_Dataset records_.
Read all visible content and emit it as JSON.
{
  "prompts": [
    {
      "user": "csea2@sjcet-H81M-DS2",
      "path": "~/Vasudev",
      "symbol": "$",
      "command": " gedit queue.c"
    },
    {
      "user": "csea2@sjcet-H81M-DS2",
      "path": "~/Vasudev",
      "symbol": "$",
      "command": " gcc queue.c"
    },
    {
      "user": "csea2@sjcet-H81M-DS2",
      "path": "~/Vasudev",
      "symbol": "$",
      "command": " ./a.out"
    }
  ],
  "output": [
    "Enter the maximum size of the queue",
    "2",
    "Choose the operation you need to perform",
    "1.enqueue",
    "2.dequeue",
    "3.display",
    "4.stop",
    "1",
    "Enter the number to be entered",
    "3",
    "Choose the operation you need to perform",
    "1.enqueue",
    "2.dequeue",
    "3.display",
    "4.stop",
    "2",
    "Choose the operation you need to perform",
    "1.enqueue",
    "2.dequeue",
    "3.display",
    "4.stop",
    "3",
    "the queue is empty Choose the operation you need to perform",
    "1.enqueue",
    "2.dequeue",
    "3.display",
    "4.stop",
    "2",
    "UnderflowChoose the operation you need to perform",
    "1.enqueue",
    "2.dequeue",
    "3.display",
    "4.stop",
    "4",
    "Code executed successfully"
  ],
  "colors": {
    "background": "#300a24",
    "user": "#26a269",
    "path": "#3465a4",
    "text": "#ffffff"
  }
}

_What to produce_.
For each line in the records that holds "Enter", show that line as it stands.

_Answer to the problem_.
    "Enter the maximum size of the queue",
    "Enter the number to be entered",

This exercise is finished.